--- Material for this exercise Enclosed Below ---
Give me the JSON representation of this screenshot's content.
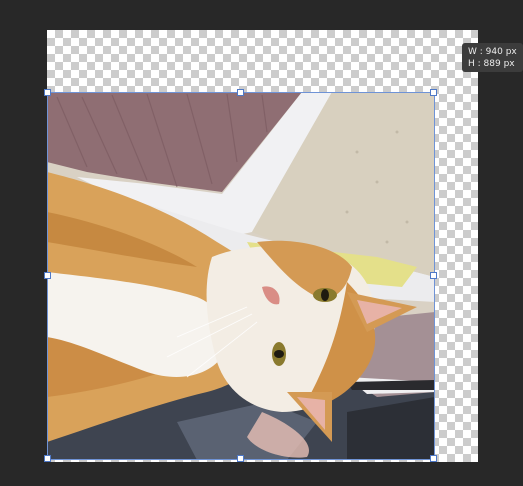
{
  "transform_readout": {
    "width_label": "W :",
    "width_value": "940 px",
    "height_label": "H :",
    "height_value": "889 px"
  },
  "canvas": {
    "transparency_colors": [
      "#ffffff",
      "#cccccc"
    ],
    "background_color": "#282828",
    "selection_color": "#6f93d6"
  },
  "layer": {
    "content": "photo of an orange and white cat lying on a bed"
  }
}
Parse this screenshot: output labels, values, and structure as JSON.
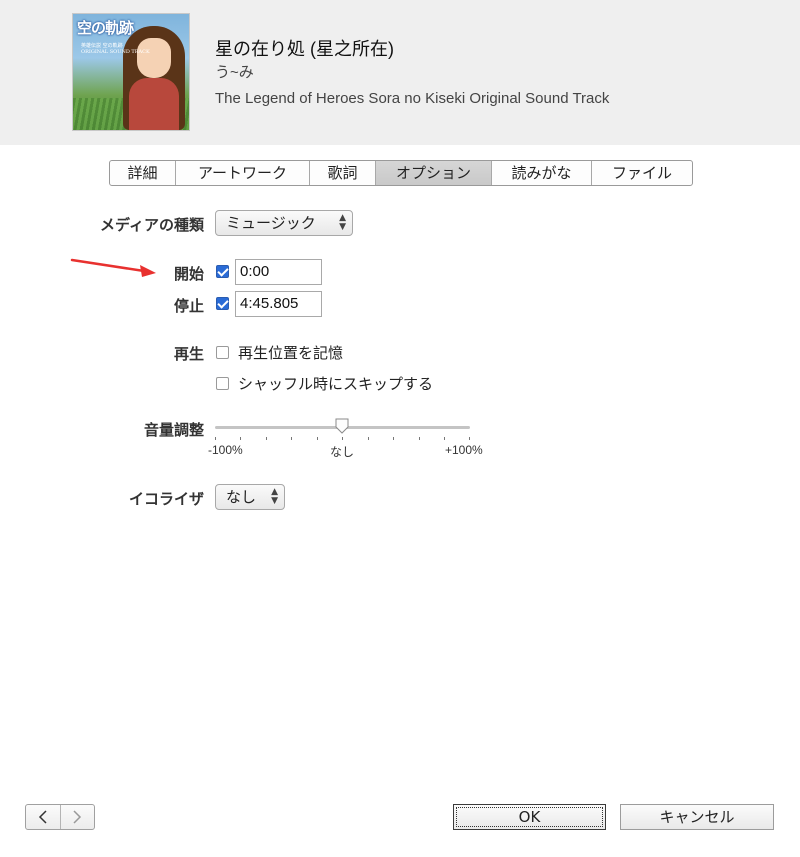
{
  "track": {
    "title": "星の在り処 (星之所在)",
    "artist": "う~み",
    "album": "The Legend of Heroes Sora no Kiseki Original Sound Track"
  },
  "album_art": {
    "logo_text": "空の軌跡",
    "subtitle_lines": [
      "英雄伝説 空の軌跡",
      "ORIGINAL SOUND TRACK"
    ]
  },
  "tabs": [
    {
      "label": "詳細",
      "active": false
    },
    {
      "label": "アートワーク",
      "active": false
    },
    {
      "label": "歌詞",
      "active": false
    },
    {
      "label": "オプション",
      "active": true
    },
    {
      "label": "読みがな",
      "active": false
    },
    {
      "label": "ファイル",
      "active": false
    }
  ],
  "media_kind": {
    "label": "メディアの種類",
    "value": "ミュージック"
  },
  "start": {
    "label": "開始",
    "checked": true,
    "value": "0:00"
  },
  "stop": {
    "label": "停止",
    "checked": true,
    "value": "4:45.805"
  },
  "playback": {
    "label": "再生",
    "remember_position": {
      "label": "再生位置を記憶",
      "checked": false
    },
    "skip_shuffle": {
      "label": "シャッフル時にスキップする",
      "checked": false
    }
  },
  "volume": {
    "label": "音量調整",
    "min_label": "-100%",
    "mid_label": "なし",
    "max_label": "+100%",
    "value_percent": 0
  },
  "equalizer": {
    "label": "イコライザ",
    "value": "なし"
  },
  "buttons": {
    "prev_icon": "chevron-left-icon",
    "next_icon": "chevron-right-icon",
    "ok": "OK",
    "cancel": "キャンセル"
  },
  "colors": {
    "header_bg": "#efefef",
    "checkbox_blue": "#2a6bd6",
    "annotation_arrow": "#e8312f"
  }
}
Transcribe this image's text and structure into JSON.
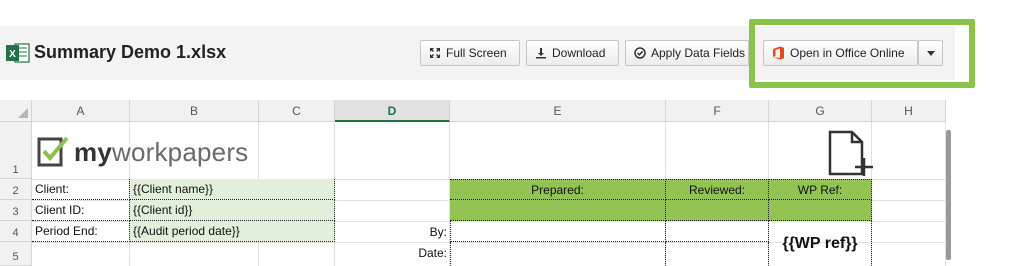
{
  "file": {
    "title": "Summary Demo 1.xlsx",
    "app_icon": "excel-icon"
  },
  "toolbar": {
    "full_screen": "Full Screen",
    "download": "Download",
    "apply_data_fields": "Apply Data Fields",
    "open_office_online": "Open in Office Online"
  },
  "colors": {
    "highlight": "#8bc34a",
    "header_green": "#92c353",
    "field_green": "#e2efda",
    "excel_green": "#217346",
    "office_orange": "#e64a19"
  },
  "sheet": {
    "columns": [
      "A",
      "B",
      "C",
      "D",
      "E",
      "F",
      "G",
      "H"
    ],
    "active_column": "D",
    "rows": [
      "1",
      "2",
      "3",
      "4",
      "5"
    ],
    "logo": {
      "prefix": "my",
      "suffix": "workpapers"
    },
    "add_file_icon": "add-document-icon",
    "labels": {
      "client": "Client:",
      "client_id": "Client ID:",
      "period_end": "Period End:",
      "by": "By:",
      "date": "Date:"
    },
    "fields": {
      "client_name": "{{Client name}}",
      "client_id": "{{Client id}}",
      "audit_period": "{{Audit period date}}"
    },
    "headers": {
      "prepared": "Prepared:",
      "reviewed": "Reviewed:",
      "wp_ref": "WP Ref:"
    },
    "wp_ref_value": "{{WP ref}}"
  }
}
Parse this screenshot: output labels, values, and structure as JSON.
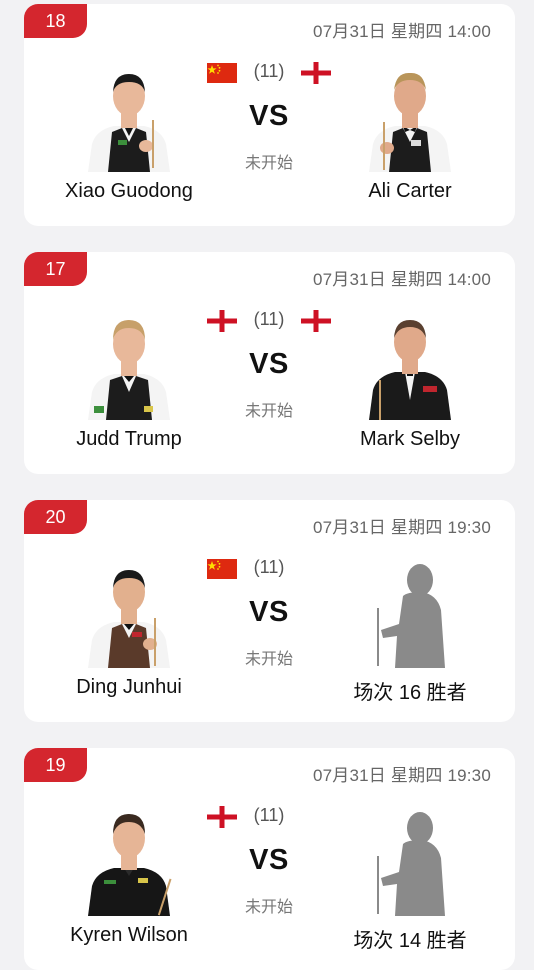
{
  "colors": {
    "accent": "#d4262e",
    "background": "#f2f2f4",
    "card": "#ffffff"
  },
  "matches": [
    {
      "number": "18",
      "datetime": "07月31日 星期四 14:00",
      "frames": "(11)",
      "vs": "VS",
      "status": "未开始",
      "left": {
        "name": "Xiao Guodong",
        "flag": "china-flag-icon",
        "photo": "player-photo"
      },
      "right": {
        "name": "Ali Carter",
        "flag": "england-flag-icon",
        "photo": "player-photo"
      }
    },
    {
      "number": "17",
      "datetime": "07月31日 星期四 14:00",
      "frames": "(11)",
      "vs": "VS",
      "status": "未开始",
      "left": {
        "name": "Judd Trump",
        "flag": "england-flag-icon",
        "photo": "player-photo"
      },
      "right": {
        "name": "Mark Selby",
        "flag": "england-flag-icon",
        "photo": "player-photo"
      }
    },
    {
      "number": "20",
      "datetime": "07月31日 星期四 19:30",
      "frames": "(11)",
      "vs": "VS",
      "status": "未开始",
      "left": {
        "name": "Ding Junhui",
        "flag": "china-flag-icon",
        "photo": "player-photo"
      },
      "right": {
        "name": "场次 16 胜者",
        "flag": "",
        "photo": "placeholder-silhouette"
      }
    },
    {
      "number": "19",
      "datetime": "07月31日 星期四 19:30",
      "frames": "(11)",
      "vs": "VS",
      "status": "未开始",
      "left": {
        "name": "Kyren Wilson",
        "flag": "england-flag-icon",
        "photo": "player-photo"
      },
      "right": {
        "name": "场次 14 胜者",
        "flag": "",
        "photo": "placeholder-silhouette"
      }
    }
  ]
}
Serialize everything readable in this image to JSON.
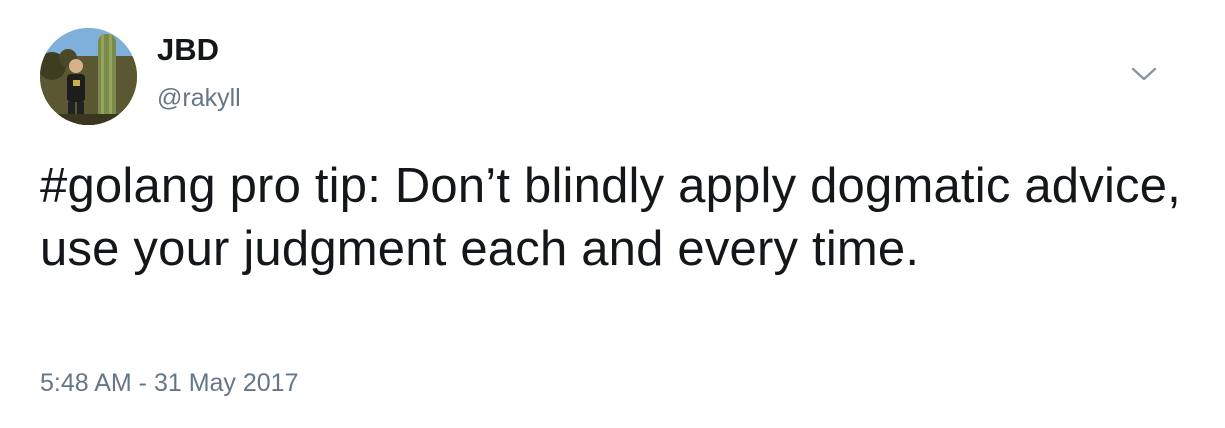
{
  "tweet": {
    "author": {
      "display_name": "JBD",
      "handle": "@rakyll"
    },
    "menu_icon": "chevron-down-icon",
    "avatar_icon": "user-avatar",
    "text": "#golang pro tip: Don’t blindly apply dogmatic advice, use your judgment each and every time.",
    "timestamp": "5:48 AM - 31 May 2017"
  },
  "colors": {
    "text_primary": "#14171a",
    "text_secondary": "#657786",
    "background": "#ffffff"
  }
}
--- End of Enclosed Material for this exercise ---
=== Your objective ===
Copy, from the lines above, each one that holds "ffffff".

=== Answer ===
      "#ffffff",
    "card": "#ffffff"
    "background": "#ffffff"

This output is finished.